**Task statement**:
Wherever pictures occur in the entries below, leave them out and retype the rest exactly.

[Opening Records section]

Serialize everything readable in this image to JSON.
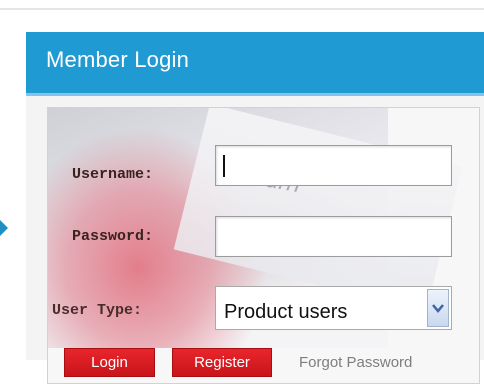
{
  "panel": {
    "title": "Member Login"
  },
  "decor": {
    "watermark_text": "return"
  },
  "form": {
    "username_label": "Username:",
    "username_value": "",
    "password_label": "Password:",
    "password_value": "",
    "user_type_label": "User Type:",
    "user_type_selected": "Product users",
    "dropdown_icon": "chevron-down-icon"
  },
  "actions": {
    "login_label": "Login",
    "register_label": "Register",
    "forgot_label": "Forgot Password"
  },
  "colors": {
    "header_blue": "#1f9ad2",
    "button_red": "#d81c22",
    "link_gray": "#7e7e7e"
  }
}
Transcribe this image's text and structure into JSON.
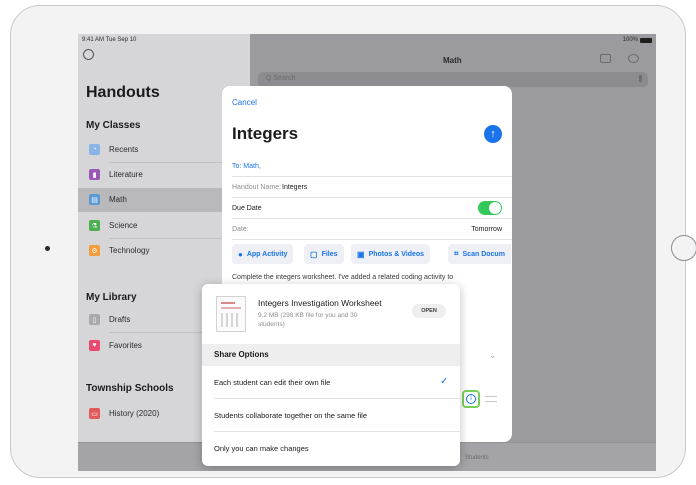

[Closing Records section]

**Response box**:
Serialize everything readable in this image to JSON.
{
  "panel": {
    "title": "Member Login"
  },
  "decor": {
    "watermark_text": "return"
  },
  "form": {
    "username_label": "Username:",
    "username_value": "",
    "password_label": "Password:",
    "password_value": "",
    "user_type_label": "User Type:",
    "user_type_selected": "Product users",
    "dropdown_icon": "chevron-down-icon"
  },
  "actions": {
    "login_label": "Login",
    "register_label": "Register",
    "forgot_label": "Forgot Password"
  },
  "colors": {
    "header_blue": "#1f9ad2",
    "button_red": "#d81c22",
    "link_gray": "#7e7e7e"
  }
}
Transcribe this image's text and structure into JSON.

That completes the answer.